(Items from a dataset)
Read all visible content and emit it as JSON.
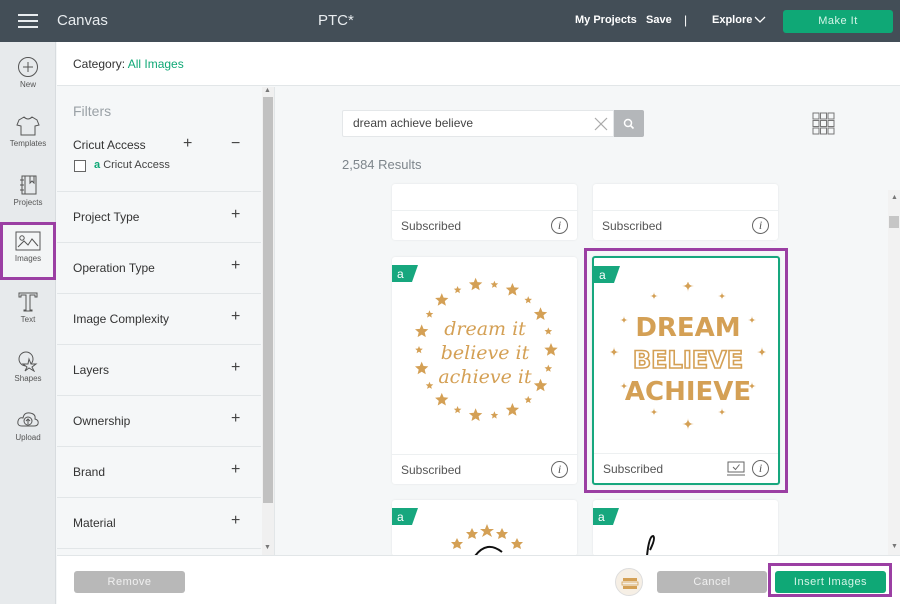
{
  "topbar": {
    "app_name": "Canvas",
    "project_name": "PTC*",
    "my_projects": "My Projects",
    "save": "Save",
    "separator": "|",
    "explore": "Explore",
    "make_it": "Make It"
  },
  "leftnav": {
    "items": [
      {
        "label": "New",
        "icon": "plus-circle-icon"
      },
      {
        "label": "Templates",
        "icon": "shirt-icon"
      },
      {
        "label": "Projects",
        "icon": "notebook-icon"
      },
      {
        "label": "Images",
        "icon": "image-icon",
        "active": true
      },
      {
        "label": "Text",
        "icon": "text-icon"
      },
      {
        "label": "Shapes",
        "icon": "shapes-icon"
      },
      {
        "label": "Upload",
        "icon": "cloud-upload-icon"
      }
    ]
  },
  "category": {
    "label": "Category:",
    "value": "All Images"
  },
  "filters": {
    "title": "Filters",
    "cricut_access": {
      "heading": "Cricut Access",
      "checkbox_label": "Cricut Access",
      "checked": false
    },
    "groups": [
      "Project Type",
      "Operation Type",
      "Image Complexity",
      "Layers",
      "Ownership",
      "Brand",
      "Material"
    ]
  },
  "search": {
    "value": "dream achieve believe",
    "results": "2,584 Results"
  },
  "cards": [
    {
      "status": "Subscribed"
    },
    {
      "status": "Subscribed"
    },
    {
      "status": "Subscribed",
      "image": "dream it believe it achieve it",
      "access_badge": "a"
    },
    {
      "status": "Subscribed",
      "image": "DREAM BELIEVE ACHIEVE",
      "access_badge": "a",
      "selected": true
    },
    {
      "access_badge": "a"
    },
    {
      "access_badge": "a"
    }
  ],
  "card_text": {
    "c3_line1": "dream it",
    "c3_line2": "believe it",
    "c3_line3": "achieve it",
    "c4_line1": "DREAM",
    "c4_line2": "BELIEVE",
    "c4_line3": "ACHIEVE",
    "badge": "a",
    "info": "i"
  },
  "bottombar": {
    "remove": "Remove",
    "cancel": "Cancel",
    "insert": "Insert Images"
  },
  "colors": {
    "accent": "#0fa876",
    "highlight": "#9b3fa3",
    "image_gold": "#d4a055",
    "topbar": "#434e57"
  }
}
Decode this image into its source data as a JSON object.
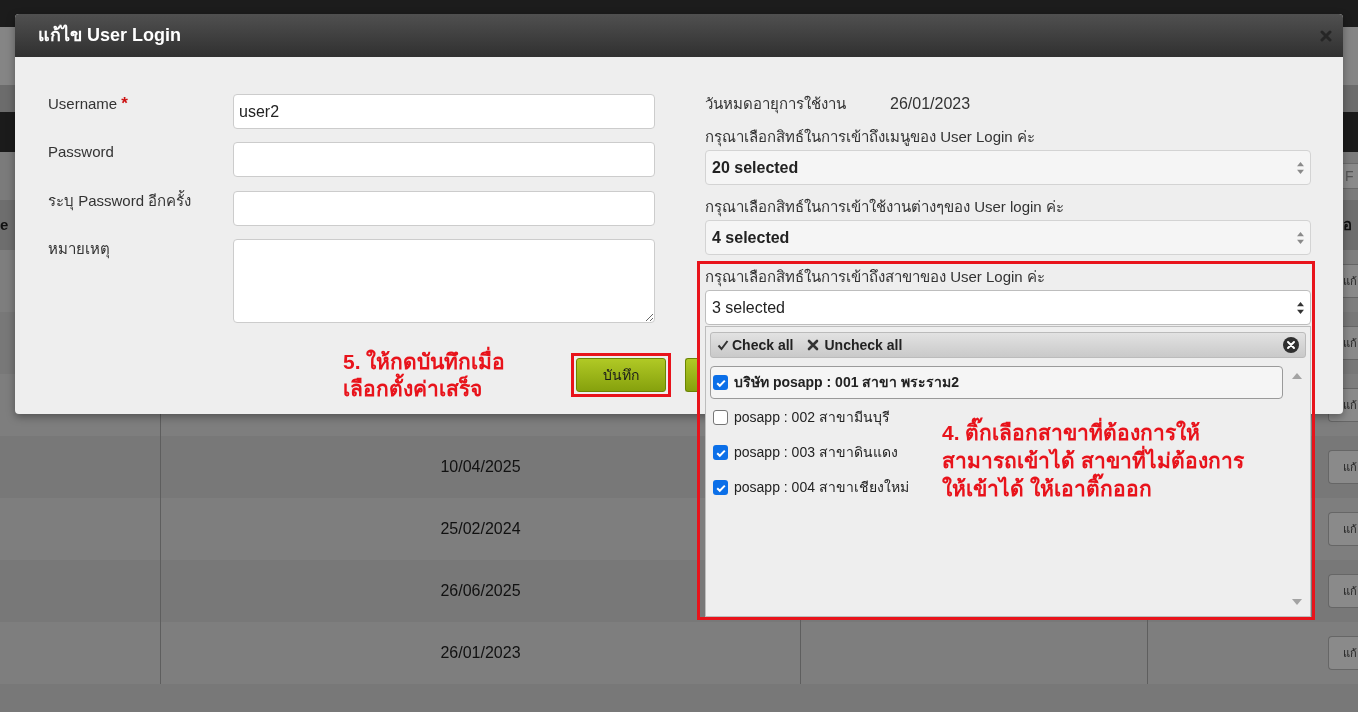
{
  "page": {
    "search": {
      "placeholder": "F"
    }
  },
  "table": {
    "header": {
      "column_1": "e",
      "column_4": "อ"
    },
    "rows": [
      {
        "action": "แก้"
      },
      {
        "action": "แก้"
      },
      {
        "action": "แก้"
      },
      {
        "date": "10/04/2025",
        "action": "แก้"
      },
      {
        "date": "25/02/2024",
        "action": "แก้"
      },
      {
        "date": "26/06/2025",
        "action": "แก้"
      },
      {
        "date": "26/01/2023",
        "action": "แก้"
      }
    ]
  },
  "dialog": {
    "title": "แก้ไข User Login",
    "fields": [
      {
        "kind": "text",
        "label": "Username",
        "required_mark": "*",
        "value": "user2"
      },
      {
        "kind": "password",
        "label": "Password"
      },
      {
        "kind": "password",
        "label": "ระบุ Password อีกครั้ง"
      },
      {
        "kind": "textarea",
        "label": "หมายเหตุ"
      }
    ],
    "expiry": {
      "label": "วันหมดอายุการใช้งาน",
      "value": "26/01/2023"
    },
    "permissions": [
      {
        "label": "กรุณาเลือกสิทธ์ในการเข้าถึงเมนูของ User Login ค่ะ",
        "value": "20 selected",
        "open": false
      },
      {
        "label": "กรุณาเลือกสิทธ์ในการเข้าใช้งานต่างๆของ User login ค่ะ",
        "value": "4 selected",
        "open": false
      },
      {
        "label": "กรุณาเลือกสิทธ์ในการเข้าถึงสาขาของ User Login ค่ะ",
        "value": "3 selected",
        "open": true,
        "highlighted": true,
        "menu": {
          "check_all": "Check all",
          "uncheck_all": "Uncheck all",
          "items": [
            {
              "label": "บริษัท posapp : 001 สาขา พระราม2",
              "checked": true,
              "focused": true
            },
            {
              "label": "posapp : 002 สาขามีนบุรี",
              "checked": false,
              "focused": false
            },
            {
              "label": "posapp : 003 สาขาดินแดง",
              "checked": true,
              "focused": false
            },
            {
              "label": "posapp : 004 สาขาเชียงใหม่",
              "checked": true,
              "focused": false
            }
          ]
        }
      }
    ],
    "save_button": {
      "label": "บันทึก",
      "highlighted": true
    }
  },
  "annotations": {
    "save_note": "5. ให้กดบันทึกเมื่อ\nเลือกตั้งค่าเสร็จ",
    "branch_note": "4. ติ๊กเลือกสาขาที่ต้องการให้\nสามารถเข้าได้ สาขาที่ไม่ต้องการ\nให้เข้าได้ ให้เอาติ๊กออก"
  }
}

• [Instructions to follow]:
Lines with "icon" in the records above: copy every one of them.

• [Exercise solution]:
        "icon": "plus-circle-icon"
        "icon": "shirt-icon"
        "icon": "notebook-icon"
        "icon": "image-icon",
        "icon": "text-icon"
        "icon": "shapes-icon"
        "icon": "cloud-upload-icon"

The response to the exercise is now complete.